- Activity -
Set down the full listing exactly, character for character.

- Data provided -

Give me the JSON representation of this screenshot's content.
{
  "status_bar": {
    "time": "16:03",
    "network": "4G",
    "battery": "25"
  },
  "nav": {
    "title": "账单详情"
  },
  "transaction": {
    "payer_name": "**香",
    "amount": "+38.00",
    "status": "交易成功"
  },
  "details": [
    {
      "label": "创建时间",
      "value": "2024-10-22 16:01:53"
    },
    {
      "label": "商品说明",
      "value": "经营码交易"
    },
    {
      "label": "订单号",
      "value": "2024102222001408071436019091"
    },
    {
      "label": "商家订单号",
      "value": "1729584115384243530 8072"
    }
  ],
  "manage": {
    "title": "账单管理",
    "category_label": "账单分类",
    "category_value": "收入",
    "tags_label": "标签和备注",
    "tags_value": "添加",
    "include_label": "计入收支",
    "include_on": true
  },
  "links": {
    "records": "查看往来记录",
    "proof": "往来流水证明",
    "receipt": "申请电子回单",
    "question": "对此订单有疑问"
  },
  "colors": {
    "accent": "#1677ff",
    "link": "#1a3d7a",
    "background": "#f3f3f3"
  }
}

- Final answer -
Give me the JSON representation of this screenshot's content.
{
  "status_bar": {
    "time": "16:03",
    "network": "4G",
    "battery": "25"
  },
  "nav": {
    "title": "账单详情"
  },
  "transaction": {
    "payer_name": "**香",
    "amount": "+38.00",
    "status": "交易成功"
  },
  "details": [
    {
      "label": "创建时间",
      "value": "2024-10-22 16:01:53"
    },
    {
      "label": "商品说明",
      "value": "经营码交易"
    },
    {
      "label": "订单号",
      "value": "2024102222001408071436019091"
    },
    {
      "label": "商家订单号",
      "value": "1729584115384243530 8072"
    }
  ],
  "manage": {
    "title": "账单管理",
    "category_label": "账单分类",
    "category_value": "收入",
    "tags_label": "标签和备注",
    "tags_value": "添加",
    "include_label": "计入收支",
    "include_on": true
  },
  "links": {
    "records": "查看往来记录",
    "proof": "往来流水证明",
    "receipt": "申请电子回单",
    "question": "对此订单有疑问"
  },
  "colors": {
    "accent": "#1677ff",
    "link": "#1a3d7a",
    "background": "#f3f3f3"
  }
}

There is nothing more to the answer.